## [PROMPT]
Search the data below for the word "indicates" and copy each line that holds it.

## [EXTRACTED DATA]
* * * *

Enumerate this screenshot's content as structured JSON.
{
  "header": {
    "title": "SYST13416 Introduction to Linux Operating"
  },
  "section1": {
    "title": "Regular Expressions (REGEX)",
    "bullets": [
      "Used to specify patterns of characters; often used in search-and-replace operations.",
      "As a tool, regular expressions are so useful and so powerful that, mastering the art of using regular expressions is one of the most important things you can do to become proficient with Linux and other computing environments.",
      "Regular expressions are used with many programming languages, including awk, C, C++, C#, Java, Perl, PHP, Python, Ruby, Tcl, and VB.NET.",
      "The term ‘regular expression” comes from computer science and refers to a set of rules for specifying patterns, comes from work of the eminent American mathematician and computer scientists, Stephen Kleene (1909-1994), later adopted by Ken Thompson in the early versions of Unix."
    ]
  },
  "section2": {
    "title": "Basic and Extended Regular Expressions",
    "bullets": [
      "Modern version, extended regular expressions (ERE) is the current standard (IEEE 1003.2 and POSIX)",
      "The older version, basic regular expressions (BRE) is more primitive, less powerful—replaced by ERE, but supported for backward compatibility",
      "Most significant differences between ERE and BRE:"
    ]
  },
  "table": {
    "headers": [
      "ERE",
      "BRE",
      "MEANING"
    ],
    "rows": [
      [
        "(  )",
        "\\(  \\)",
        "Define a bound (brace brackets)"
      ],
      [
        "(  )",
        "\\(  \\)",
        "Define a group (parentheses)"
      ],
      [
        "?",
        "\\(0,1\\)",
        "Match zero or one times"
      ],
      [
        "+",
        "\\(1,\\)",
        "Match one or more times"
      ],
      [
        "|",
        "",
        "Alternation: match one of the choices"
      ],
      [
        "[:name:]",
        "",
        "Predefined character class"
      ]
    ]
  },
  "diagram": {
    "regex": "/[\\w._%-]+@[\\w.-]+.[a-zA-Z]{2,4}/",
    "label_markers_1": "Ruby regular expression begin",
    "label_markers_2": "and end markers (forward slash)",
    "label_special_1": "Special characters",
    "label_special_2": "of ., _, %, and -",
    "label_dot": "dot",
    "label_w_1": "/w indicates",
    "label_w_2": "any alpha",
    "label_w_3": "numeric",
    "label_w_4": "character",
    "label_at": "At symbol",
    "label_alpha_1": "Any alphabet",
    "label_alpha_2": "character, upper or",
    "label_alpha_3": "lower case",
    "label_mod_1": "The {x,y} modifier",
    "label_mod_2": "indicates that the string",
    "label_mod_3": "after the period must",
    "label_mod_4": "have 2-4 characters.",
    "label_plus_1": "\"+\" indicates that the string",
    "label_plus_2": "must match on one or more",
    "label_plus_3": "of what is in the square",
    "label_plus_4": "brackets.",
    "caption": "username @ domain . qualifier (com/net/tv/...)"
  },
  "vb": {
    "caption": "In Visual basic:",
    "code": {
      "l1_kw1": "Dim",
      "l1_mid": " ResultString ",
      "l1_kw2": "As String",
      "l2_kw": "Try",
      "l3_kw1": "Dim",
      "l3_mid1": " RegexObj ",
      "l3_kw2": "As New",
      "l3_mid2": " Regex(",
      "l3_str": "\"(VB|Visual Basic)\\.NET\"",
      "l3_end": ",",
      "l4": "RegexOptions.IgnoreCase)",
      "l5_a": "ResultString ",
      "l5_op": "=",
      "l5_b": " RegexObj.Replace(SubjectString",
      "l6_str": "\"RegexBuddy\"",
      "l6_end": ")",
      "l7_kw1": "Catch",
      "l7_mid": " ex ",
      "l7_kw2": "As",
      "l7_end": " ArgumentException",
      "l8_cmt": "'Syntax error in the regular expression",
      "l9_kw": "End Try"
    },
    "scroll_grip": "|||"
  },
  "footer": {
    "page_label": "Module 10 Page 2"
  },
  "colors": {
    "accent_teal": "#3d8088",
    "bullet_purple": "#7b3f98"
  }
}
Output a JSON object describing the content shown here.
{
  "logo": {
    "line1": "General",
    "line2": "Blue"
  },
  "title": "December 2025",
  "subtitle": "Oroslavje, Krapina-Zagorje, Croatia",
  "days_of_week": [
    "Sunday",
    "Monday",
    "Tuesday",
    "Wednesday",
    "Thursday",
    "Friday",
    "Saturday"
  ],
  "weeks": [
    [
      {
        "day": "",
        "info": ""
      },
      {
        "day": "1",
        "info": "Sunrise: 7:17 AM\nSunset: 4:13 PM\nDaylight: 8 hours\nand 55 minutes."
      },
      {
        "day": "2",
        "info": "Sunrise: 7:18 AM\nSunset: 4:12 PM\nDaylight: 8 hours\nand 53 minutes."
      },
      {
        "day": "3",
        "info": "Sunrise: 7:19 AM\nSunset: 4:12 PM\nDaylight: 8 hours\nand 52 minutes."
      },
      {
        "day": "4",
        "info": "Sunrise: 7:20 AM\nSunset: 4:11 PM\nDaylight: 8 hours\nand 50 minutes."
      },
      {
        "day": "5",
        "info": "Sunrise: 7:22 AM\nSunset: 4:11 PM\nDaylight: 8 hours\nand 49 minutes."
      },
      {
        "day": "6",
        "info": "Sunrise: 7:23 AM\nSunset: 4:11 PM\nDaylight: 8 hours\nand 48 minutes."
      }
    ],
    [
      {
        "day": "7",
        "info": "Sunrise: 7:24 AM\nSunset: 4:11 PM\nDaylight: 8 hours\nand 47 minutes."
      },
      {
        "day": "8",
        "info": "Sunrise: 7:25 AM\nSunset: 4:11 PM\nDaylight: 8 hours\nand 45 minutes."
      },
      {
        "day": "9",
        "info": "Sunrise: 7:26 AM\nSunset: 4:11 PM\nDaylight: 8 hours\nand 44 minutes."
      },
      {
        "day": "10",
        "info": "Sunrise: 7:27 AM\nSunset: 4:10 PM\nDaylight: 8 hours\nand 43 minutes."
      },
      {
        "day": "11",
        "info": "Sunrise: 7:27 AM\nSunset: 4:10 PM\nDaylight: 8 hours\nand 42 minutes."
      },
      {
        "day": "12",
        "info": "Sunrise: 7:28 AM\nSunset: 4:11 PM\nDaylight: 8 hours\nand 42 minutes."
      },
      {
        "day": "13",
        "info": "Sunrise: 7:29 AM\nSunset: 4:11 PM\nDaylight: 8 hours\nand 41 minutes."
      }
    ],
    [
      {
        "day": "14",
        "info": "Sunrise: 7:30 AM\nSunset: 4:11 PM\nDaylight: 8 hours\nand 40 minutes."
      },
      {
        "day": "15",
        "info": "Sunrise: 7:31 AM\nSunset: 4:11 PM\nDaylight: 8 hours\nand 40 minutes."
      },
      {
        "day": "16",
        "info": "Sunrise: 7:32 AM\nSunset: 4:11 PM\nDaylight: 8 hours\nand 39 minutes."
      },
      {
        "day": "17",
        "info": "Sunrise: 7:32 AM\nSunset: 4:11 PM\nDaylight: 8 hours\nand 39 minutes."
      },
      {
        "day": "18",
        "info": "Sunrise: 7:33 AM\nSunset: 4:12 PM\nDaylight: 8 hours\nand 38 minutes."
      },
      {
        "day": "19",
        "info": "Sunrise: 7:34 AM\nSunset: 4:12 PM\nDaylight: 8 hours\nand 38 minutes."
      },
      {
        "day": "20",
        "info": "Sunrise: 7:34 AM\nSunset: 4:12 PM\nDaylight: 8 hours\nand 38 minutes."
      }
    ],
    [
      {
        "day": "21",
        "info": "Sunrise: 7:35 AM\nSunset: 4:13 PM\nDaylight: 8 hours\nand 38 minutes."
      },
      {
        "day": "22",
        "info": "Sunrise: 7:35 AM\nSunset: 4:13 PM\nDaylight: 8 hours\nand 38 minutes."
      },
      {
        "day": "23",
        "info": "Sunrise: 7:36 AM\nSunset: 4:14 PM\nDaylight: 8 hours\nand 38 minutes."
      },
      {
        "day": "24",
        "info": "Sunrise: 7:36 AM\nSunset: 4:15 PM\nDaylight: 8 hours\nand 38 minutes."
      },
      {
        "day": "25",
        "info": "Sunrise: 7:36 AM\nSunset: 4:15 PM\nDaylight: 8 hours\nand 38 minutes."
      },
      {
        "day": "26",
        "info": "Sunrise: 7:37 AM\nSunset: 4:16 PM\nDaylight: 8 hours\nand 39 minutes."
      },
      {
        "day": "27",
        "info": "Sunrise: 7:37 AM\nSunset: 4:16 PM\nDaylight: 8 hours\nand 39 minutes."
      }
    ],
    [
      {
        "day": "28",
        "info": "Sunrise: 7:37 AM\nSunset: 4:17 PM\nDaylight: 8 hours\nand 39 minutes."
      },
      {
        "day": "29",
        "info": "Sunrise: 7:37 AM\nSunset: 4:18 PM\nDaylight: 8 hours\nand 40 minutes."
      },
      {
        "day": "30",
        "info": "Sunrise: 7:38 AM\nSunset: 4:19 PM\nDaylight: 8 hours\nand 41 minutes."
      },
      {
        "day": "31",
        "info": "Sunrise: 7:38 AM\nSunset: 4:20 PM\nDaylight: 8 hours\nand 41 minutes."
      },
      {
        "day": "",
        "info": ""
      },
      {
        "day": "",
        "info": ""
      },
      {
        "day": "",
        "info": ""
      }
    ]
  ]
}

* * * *

## [YOUR SOLUTION]
    "label_w_1": "/w indicates",
    "label_mod_2": "indicates that the string",
    "label_plus_1": "\"+\" indicates that the string",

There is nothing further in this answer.